Under the law, qualified startups that have attracted at least €30,000 in equity capital investments will be able to receive corporate tax breaks and support for hiring qualified employees, among other things.
The law aims to generate more startups and, in turn, jobs in Latvia. Read it in full HERE.
Labs of Latvia, is an information platform about Latvia's booming startup scene supported by the ALTUM state-owned finance institution.
However, just after this Anglophone announcement was made, the State Language Center, which is responsible for policing use of the Latvian language, confirmed it was issuing a fine because information at Jelgava railway station was provided in English and Russian as well as Latvian, reported local newspaper Jelgavas Vēstnesis.
As a state-owned company, Latvian Railways were duty bound to provide information in Latvian only, the State Language Center ruled.
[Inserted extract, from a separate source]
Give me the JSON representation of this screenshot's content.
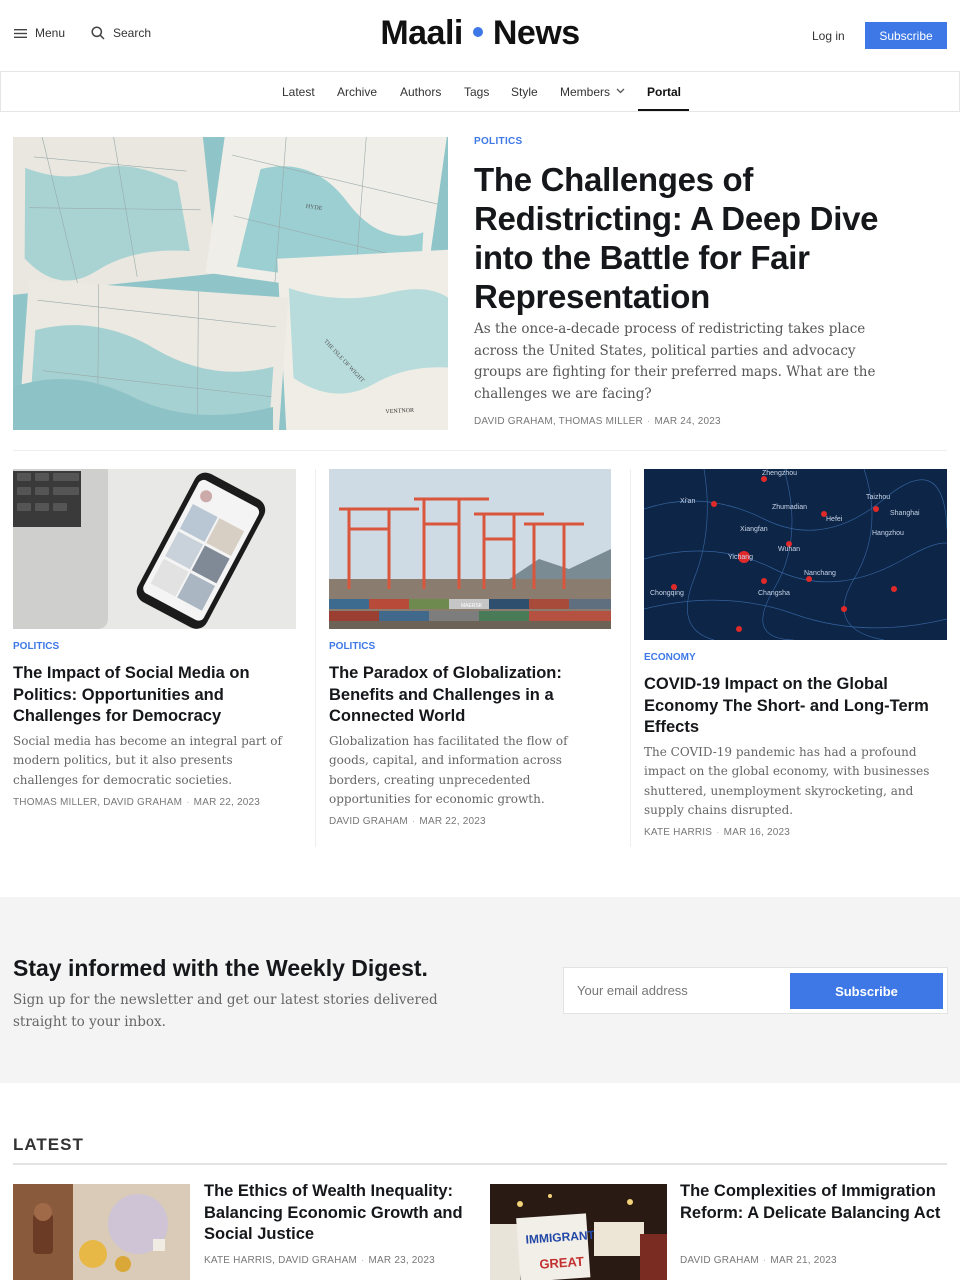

It refused to reveal precisely who was being fined or how much.
Complaints were received over the fact that electronic departure boards showed train times, destinations and numbers in Latvian, Russian and English.
Foreign languages were appropriate "On international tourist attractions" and main transport terminals - including Riga Railway Station - "but that is not applicable to Jelgava railway station" the State Language Center said, in a rather sniffy assessment of Jelgava's appeal to foreigners reported by the newspaper.
"We cannot turn the whole country into an international tourist attraction," the language police insisted.
On the bright side, a large number of foreign investors may potentially end up wandering around Jelgava.